Nontheatrical Exhibition

From the late nineteenth century's traveling moving picture shows to the late twentieth century's home theaters, films have been screened outside of movie theaters in a host of non-theatrical sites. Highly visible traveling exhibitors like Lyman H. Howe (1856-1923) had great success in this market between 1900 and 1915, offering ambitious film programs that involved elaborate sound effects. (In Europe, traveling moving picture shows were extremely common at fairgrounds.) As automobiles and expanded highway systems allowed for greater mobility, a host of other itinerant exhibitors brought moving pictures to rural audiences throughout the silent period and well into the 1940s. Traveling exhibition thrived in the Depression and World War II years, especially with the increased availability of highly portable 16mm sound projection equipment. At the same time, the non-theatrical market also included individuals and companies (including government agencies like the United States Department of Agriculture) that sought to tap the vast interest in regularly exhibiting motion pictures at schools, churches, military bases, YMCAs, and retail stores. These non-theatrical exhibitors offered a variety of programs, some very similar to what was being screened in contemporary theaters, others highly idiosyncratic and tailored to a particular audience.
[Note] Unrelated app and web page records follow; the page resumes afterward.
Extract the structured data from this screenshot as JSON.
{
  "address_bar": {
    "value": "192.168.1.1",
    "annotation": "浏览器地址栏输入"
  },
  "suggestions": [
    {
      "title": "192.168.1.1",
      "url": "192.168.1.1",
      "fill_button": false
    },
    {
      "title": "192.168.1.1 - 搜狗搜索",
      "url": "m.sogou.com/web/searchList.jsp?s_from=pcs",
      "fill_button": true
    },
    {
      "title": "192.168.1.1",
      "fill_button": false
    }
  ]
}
One other form of non-theatrical exhibition that has figured prominently in film history, particularly in terms of the creation of what might be called a cinema culture, is the non-profit film society. The film society, very much dedicated to promoting an appreciation of cinema, typically sold tickets by subscription and featured precisely the sort of films that were not likely to be screened in mainstream commercial theaters: innovative alternative cinema, foreign-language film, and older classics. (There was some significant overlap in this regard between the non-commercial film society and the commercial repertory cinema.) One model for the more than 250 film societies that had emerged by 1960 was Amos Vogel's Cinema 16, which began in New York City in 1947 screening a mix of experimental cinema, socially conscious documentaries, and international films. Film societies were often affiliated with a university, college, museum, or community arts center, where their actual screenings were held.

The most significant development in non-theatrical film exhibition has been the shift to home viewing made possible by a host of different technologies: satellite and cable television, videocassettes, DVDs, and projection and sound equipment specifically designed for the domestic consumer. The home exhibition of film has been a viable option since the introduction of portable 16mm equipment in the 1920s. However, it was not until the late 1980s that the home became the major site for film exhibition in the United States, a trend that was only reinforced by the subsequent introduction of digital cinema, available on DVD and the Internet. Given the ease and relatively low cost of watching movies at home, perhaps the most surprising fact about film exhibition in the 1990s is that theatrical attendance in the United States increased by one-third from 1985 to 2002, even as the total number of movie screens grew from a little over 20,000 in 1985 to more than 37,000 in 2000.

see also Distribution; Publicity and Promotion; Studio System; Television; Theaters further reading

Acland, Charles A. Screen Traffic: Movies, Multiplexes, and Global Culture. Durham, NC: Duke University Press, 2003.

Franklin, Harold B. Motion Picture Theater Management. New York: Doran, 1927.

Gomery, Douglas. Shared Pleasures: A History of Movie Presentation in the United States. Madison: University of Wisconsin Press, 1992.

Huettig, Mae D. Economic Control of the Motion Picture Industry. Philadelphia: University of Pennsylvania Press, 1944.

Hulfish, David S. Motion Picture Work: A General Treatise on Picture Taking, Picture Making, Photo-Plays, and Theater Management and Operation. Chicago: American School of Correspondence, 1913.

Klinger, Barbara. Beyond the Multiplex: Cinema, New

Technologies, and the Home. Berkeley: University of California Press, 2006.

Musser, Charles with Carol Nelson. High-Class Moving Pictures: Lyman H. Howe and the Forgotten Era of Traveling Exhibition, 1880—1920. Princeton, NJ: Princeton University Press, 1991.

Ricketson, Frank H., Jr. The Management ofMotion Picture Theatres. New York and London: McGraw-Hill, 1938.

Schaefer, Eric. Bold! Daring! Shocking! True!: A History of Exploitation Film, 1919-1959. Durham, NC: Duke University Press, 1999.

Stones, Barbara. America Goes to the Movies: 100 Years of Motion Picture Exhibition. North Hollywood, CA: National Association of Theatre Owners, 1993.

Waller, Gregory A., ed. Moviegoing in America: A Sourcebook in the History ofFilm Exhibition. Malden, MA: Blackwell, 2002.

Wilinsky, Barbara. Sure Seaters: The Emergence ofArt House Cinema. Minneapolis: University of Minnesota Press, 2000.

Gregory A. Waller

Was this article helpful?

0 0

Post a comment